The machine-learning side is the new frontier, where things are getting really interesting, or, depending on how you feel, creepy.
“Finally, I crossed my Rubicon,” writes Seabrook:
The sentence itself was a pedestrian affair. Typing an e-mail to my son, I began ‘I am p—’ and was about to write ‘pleased’ when predictive text suggested ‘proud of you.’ I am proud of you. Wow, I don’t say that enough. And clearly Smart Compose thinks that’s what most fathers in my state say to their sons in e-mails. I hit Tab. No biggie.
And yet, sitting there at the keyboard, I could feel the uncanny valley prickling my neck. It wasn’t that Smart Compose had guessed correctly where my thoughts were headed—in fact, it hadn’t. The creepy thing was that the machine was more thoughtful than I was.
Together, these two bits of news spell the end of literacy in the United States. With so much to watch — on Netflix, Hulu, Amazon Prime, YouTube, Snapchat, Instagram, and now Disney+ and all the other streaming services about to launch in the next few years — and programs like Smart Compose and Grammarly, it isn’t hard to imagine a world in the not too distant future where people rarely read and, when they need to write something, have their words written for them, even chosen for them, by some computer, a machine, some thing.
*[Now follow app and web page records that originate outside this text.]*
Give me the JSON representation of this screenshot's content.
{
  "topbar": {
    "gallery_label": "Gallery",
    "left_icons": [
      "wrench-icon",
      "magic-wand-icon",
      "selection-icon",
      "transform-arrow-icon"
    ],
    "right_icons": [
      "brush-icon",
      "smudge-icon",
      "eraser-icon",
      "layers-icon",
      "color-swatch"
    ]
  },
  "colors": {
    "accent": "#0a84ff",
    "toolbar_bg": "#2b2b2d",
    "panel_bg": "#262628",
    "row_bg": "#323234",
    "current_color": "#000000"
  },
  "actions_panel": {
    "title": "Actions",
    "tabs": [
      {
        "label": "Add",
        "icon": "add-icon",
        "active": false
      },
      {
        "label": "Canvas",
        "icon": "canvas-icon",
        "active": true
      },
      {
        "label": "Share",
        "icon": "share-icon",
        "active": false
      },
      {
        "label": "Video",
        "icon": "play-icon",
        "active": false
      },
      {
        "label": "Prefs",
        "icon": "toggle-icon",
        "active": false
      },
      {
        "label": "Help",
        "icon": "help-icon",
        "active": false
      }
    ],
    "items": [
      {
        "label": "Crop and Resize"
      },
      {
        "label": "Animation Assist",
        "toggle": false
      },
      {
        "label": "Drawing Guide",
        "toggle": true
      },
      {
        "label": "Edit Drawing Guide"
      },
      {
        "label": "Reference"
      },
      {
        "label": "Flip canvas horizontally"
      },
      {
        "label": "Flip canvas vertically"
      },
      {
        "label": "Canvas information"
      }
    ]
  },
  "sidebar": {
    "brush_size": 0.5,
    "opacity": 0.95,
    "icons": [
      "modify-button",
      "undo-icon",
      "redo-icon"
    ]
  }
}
We’re pretty much halfway there already. I recently read somewhere how teachers and professors are having trouble teaching their students to write in a less systematic way. Teachers have been training generations of kids to write according to specific rules, with a specific structure and according to a specific process, that even people graduating from elite universities still come out writing formulaically — you might even say robotically. They know how to write, though they don’t really know what they’re writing about.
Reading and writing are forms of thinking. Words are tied to ideas — they represent ideas — so juggling words and wrestling them onto the page is really the same as juggling and wrestling with ideas. People who don’t know how to read or write, or are at least very weak at it, will also be weak thinkers. And a society of weak thinkers makes for a democracy of citizens voting blindly and a marketplace of consumers buying blindly.
As a writer, nothing can be more depressing than the advent of a society where people are reading and writing less and less. For one it means the demand for my type of work is shrinking, but it also means that I will have to dumb myself down if I’m to be understood by the most number of readers. I’m torn: on the one hand I want to reach people with my words, but on the other I want to write as best I can, readers be damned.
But then again, I get it. I get that people have less and less time to read and write these days. Who has time to read a book, especially in the working class? I mean a good book, one that takes time not only to read but to digest. You can read the back of cereal boxes from sunup to sundown, but it just ain’t the same as reading a good book for a couple hours. A good book changes you, adds to you; cereal boxes just rot your brain.
Checking the word count, I see I’m already past the 1,000-word mark recommended by media types who say the average internet reader won’t bother with anything he can’t swallow in under two minutes. Which begs the question: Will anybody read this?
Which begs another question: Why did I even bother writing it?
Featured image: rabiem22/Flickr